■ Interface dataset entries ■
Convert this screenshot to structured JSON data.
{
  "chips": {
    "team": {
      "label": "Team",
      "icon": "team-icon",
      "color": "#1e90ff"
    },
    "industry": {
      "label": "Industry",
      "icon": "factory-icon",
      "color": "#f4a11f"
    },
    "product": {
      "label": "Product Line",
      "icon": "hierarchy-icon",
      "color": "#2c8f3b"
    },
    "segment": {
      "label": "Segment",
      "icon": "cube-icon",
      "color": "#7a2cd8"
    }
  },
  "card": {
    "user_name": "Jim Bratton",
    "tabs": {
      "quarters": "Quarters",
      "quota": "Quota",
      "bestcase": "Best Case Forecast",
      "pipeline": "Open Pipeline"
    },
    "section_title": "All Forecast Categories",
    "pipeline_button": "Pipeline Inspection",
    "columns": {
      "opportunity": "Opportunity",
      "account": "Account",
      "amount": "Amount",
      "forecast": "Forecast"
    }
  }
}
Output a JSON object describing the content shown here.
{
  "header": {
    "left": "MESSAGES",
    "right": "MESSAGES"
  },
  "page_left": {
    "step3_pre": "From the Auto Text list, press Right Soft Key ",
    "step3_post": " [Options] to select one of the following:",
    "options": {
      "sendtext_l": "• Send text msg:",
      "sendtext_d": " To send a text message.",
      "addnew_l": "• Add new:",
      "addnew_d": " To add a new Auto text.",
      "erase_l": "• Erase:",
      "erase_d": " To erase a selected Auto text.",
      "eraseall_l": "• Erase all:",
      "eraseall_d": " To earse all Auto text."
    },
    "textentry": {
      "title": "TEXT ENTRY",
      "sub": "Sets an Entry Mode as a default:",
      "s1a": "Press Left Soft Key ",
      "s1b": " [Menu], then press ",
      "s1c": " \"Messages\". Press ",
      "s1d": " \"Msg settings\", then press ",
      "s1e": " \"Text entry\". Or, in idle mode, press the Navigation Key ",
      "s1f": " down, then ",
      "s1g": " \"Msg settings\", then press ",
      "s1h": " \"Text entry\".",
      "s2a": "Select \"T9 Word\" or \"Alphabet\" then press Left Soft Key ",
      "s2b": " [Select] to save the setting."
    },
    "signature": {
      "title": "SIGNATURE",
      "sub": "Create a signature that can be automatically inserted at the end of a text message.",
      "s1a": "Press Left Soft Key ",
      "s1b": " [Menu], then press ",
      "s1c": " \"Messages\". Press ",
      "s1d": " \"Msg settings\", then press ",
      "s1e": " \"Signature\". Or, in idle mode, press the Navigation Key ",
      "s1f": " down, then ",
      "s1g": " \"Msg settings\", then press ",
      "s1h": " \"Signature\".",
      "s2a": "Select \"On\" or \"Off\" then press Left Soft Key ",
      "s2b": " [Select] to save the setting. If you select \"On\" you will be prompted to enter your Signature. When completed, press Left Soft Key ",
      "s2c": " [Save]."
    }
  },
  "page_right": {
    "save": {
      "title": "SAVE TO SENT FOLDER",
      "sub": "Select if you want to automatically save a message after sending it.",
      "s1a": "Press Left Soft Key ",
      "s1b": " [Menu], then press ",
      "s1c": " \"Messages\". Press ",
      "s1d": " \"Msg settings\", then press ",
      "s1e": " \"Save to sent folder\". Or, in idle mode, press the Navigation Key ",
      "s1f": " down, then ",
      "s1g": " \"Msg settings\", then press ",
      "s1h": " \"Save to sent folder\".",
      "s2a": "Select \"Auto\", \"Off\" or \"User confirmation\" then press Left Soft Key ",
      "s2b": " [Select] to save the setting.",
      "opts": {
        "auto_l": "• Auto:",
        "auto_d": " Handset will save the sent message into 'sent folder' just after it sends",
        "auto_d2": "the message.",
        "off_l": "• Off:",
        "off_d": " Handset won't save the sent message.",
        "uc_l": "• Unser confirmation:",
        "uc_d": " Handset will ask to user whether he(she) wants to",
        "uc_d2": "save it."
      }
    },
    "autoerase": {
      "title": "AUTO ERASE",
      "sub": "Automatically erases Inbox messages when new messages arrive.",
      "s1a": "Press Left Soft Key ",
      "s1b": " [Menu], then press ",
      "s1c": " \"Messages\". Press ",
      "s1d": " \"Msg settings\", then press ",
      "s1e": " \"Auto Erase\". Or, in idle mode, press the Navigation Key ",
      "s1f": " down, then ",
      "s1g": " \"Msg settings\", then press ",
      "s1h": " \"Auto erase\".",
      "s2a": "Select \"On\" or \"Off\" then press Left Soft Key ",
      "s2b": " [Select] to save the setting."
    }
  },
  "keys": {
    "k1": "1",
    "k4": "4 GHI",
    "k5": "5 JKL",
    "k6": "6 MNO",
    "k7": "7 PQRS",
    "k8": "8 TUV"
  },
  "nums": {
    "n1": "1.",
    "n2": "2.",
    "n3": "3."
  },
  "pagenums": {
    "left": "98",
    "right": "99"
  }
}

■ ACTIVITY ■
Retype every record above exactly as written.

■ RESULT OF THE EXERCISE ■
Convert this screenshot to structured JSON data.
{
  "chips": {
    "team": {
      "label": "Team",
      "icon": "team-icon",
      "color": "#1e90ff"
    },
    "industry": {
      "label": "Industry",
      "icon": "factory-icon",
      "color": "#f4a11f"
    },
    "product": {
      "label": "Product Line",
      "icon": "hierarchy-icon",
      "color": "#2c8f3b"
    },
    "segment": {
      "label": "Segment",
      "icon": "cube-icon",
      "color": "#7a2cd8"
    }
  },
  "card": {
    "user_name": "Jim Bratton",
    "tabs": {
      "quarters": "Quarters",
      "quota": "Quota",
      "bestcase": "Best Case Forecast",
      "pipeline": "Open Pipeline"
    },
    "section_title": "All Forecast Categories",
    "pipeline_button": "Pipeline Inspection",
    "columns": {
      "opportunity": "Opportunity",
      "account": "Account",
      "amount": "Amount",
      "forecast": "Forecast"
    }
  }
}
Output a JSON object describing the content shown here.
{
  "header": {
    "left": "MESSAGES",
    "right": "MESSAGES"
  },
  "page_left": {
    "step3_pre": "From the Auto Text list, press Right Soft Key ",
    "step3_post": " [Options] to select one of the following:",
    "options": {
      "sendtext_l": "• Send text msg:",
      "sendtext_d": " To send a text message.",
      "addnew_l": "• Add new:",
      "addnew_d": " To add a new Auto text.",
      "erase_l": "• Erase:",
      "erase_d": " To erase a selected Auto text.",
      "eraseall_l": "• Erase all:",
      "eraseall_d": " To earse all Auto text."
    },
    "textentry": {
      "title": "TEXT ENTRY",
      "sub": "Sets an Entry Mode as a default:",
      "s1a": "Press Left Soft Key ",
      "s1b": " [Menu], then press ",
      "s1c": " \"Messages\". Press ",
      "s1d": " \"Msg settings\", then press ",
      "s1e": " \"Text entry\". Or, in idle mode, press the Navigation Key ",
      "s1f": " down, then ",
      "s1g": " \"Msg settings\", then press ",
      "s1h": " \"Text entry\".",
      "s2a": "Select \"T9 Word\" or \"Alphabet\" then press Left Soft Key ",
      "s2b": " [Select] to save the setting."
    },
    "signature": {
      "title": "SIGNATURE",
      "sub": "Create a signature that can be automatically inserted at the end of a text message.",
      "s1a": "Press Left Soft Key ",
      "s1b": " [Menu], then press ",
      "s1c": " \"Messages\". Press ",
      "s1d": " \"Msg settings\", then press ",
      "s1e": " \"Signature\". Or, in idle mode, press the Navigation Key ",
      "s1f": " down, then ",
      "s1g": " \"Msg settings\", then press ",
      "s1h": " \"Signature\".",
      "s2a": "Select \"On\" or \"Off\" then press Left Soft Key ",
      "s2b": " [Select] to save the setting. If you select \"On\" you will be prompted to enter your Signature. When completed, press Left Soft Key ",
      "s2c": " [Save]."
    }
  },
  "page_right": {
    "save": {
      "title": "SAVE TO SENT FOLDER",
      "sub": "Select if you want to automatically save a message after sending it.",
      "s1a": "Press Left Soft Key ",
      "s1b": " [Menu], then press ",
      "s1c": " \"Messages\". Press ",
      "s1d": " \"Msg settings\", then press ",
      "s1e": " \"Save to sent folder\". Or, in idle mode, press the Navigation Key ",
      "s1f": " down, then ",
      "s1g": " \"Msg settings\", then press ",
      "s1h": " \"Save to sent folder\".",
      "s2a": "Select \"Auto\", \"Off\" or \"User confirmation\" then press Left Soft Key ",
      "s2b": " [Select] to save the setting.",
      "opts": {
        "auto_l": "• Auto:",
        "auto_d": " Handset will save the sent message into 'sent folder' just after it sends",
        "auto_d2": "the message.",
        "off_l": "• Off:",
        "off_d": " Handset won't save the sent message.",
        "uc_l": "• Unser confirmation:",
        "uc_d": " Handset will ask to user whether he(she) wants to",
        "uc_d2": "save it."
      }
    },
    "autoerase": {
      "title": "AUTO ERASE",
      "sub": "Automatically erases Inbox messages when new messages arrive.",
      "s1a": "Press Left Soft Key ",
      "s1b": " [Menu], then press ",
      "s1c": " \"Messages\". Press ",
      "s1d": " \"Msg settings\", then press ",
      "s1e": " \"Auto Erase\". Or, in idle mode, press the Navigation Key ",
      "s1f": " down, then ",
      "s1g": " \"Msg settings\", then press ",
      "s1h": " \"Auto erase\".",
      "s2a": "Select \"On\" or \"Off\" then press Left Soft Key ",
      "s2b": " [Select] to save the setting."
    }
  },
  "keys": {
    "k1": "1",
    "k4": "4 GHI",
    "k5": "5 JKL",
    "k6": "6 MNO",
    "k7": "7 PQRS",
    "k8": "8 TUV"
  },
  "nums": {
    "n1": "1.",
    "n2": "2.",
    "n3": "3."
  },
  "pagenums": {
    "left": "98",
    "right": "99"
  }
}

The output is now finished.